Some of the reported health benefits of sauna bathing include:-
- Its good for your mental health and memory
Your brain will thank you for being a diligent sauna goer. Regular sauna bathing has a preventive effect, even on serious psychological problems.
- Men who took four to seven saunas a week were up to 78% less likely to experience psychosis symptoms than men who took a sauna only once a week.
Memory also seems to benefit from saunas, according to a study that followed middle-aged Finnish men for about 20 years.
- The risk of dementia and Alzheimer’s disease was reduced by up to 66% in those who took a sauna more often, says Laukkanen.
How sauna bathing affects the brain remains unclear.
- It is not known whether it is due to a specific physical effect or, for example, whether the activity, which is perceived as enjoyable, “simply prevents or delays the development of memory problems,” Laukkanen explains.

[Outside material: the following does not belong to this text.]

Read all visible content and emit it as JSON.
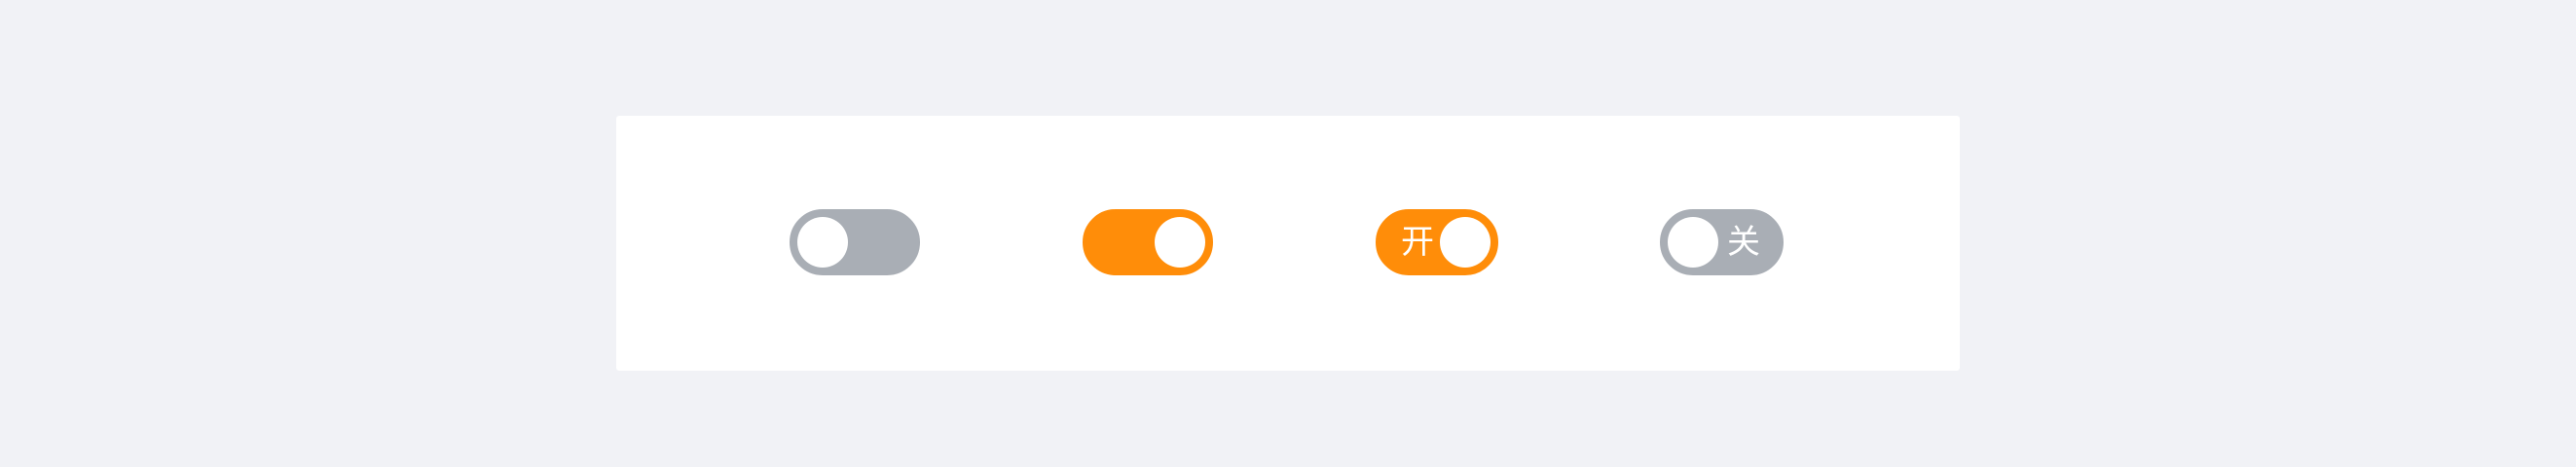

- Sauna provides exercise for the heart
A sauna is good for the heart. It increases heart rate variation and boosts heart function.
- The heart rate increases up to 120-150 beats per minute during sauna bathing, which is similar to low to moderate endurance exercise in terms of circulatory stress,” says Laukkanen.

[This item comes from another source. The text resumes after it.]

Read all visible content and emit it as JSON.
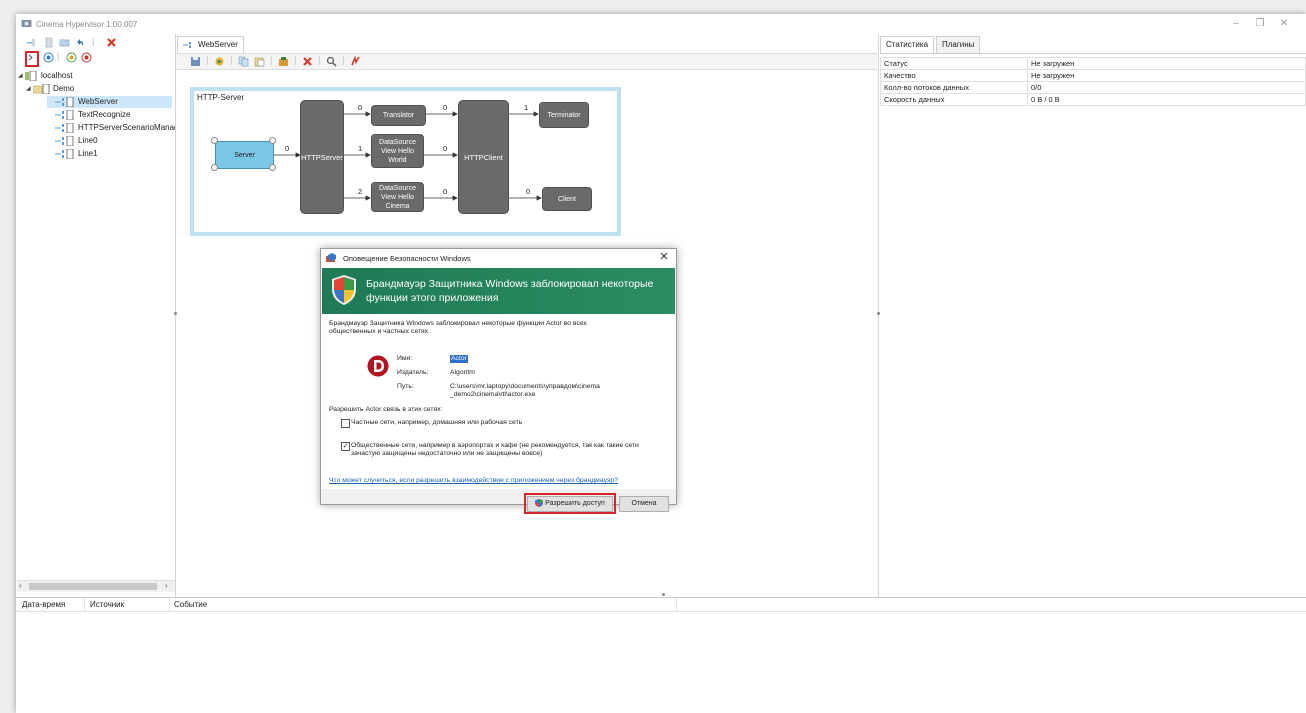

Sauna bathing makes the blood circulate more efficiently and improves the elasticity of blood vessels. It is also known to lower blood pressure and reduce the risk of coronary heart disease.
- Studies show that people who take saunas more often have fewer cerebral infarctions,” says Laukkanen.
Regular sauna-goers are even less likely to die from cardiovascular disease than those who take a sauna infrequently.
- Those who took a sauna 4-7 times a week had the lowest risk compared to those who took a sauna less often,” says Laukkanen.
3. Relief from muscle pain
- Relief from muscle pain
A jogging sauna after a workout? Not a bad idea, as the relaxing heat of a sauna can ease muscle pain and tension.
In some cases, saunas have also been known to help relieve headaches, rheumatic pain, and fibromyalgia pain syndrome, for example.
- However, you should be careful with these, as sometimes the heat can even make the pain worse,” says Laukkanen.
- Boost your resistance
If you want to keep the flu at bay, in addition to taking vitamins and washing your hands, you can also benefit from a sauna.
- People who sauna more often have fewer flu symptoms and their inflammation levels are slightly lower
- There are also fewer cases of lung-related inflammatory diseases such as chronic bronchitis, pneumonia and even asthma among people who take a sauna.
It is not yet clear whether sauna bathing alone is the cause of improved immunity or whether other lifestyle factors also play a role.
- Help for skin problems
Contrary to what one might think, it is known that sauna bathing does not dry out the skin, but on the contrary, it improves the skin’s permeability so that it does not dry out.
There is as yet no conclusive evidence that saunas help with skin problems, but they are good for the skin.
- For example, people with psoriasis have found that saunas have helped with their skin problems,” says Laukkanen.
- Vitality and joie de vivre
A sauna makes you feel good and relaxed – as anyone who enjoys a sauna knows.
- Scientifically, relaxation is difficult to prove, but as the heart rate increases, it indirectly indicates that the autonomic nervous system of the heart is working better and the body is relaxing,” says Laukkanen.
- Relaxation may well be a significant factor behind many of the health benefits of sauna bathing, he says.
The perceived quality of life may also improve if you take a sauna regularly. However, Laukkanen points out that it is not certain whether sauna bathing is a cause or a consequence.
Sauna bathing is suitable for almost everyone
There are few barriers to taking a sauna.
- In general, even chronically ill people can take a sauna, as long as the illness is well managed. Sometimes, however, obstacles can include severe heart failure, low blood pressure, unstable chest pain or other serious illnesses,” says Laukkanen.
If you are unsure about the suitability of sauna bathing for your condition, it is best to seek confirmation from your doctor.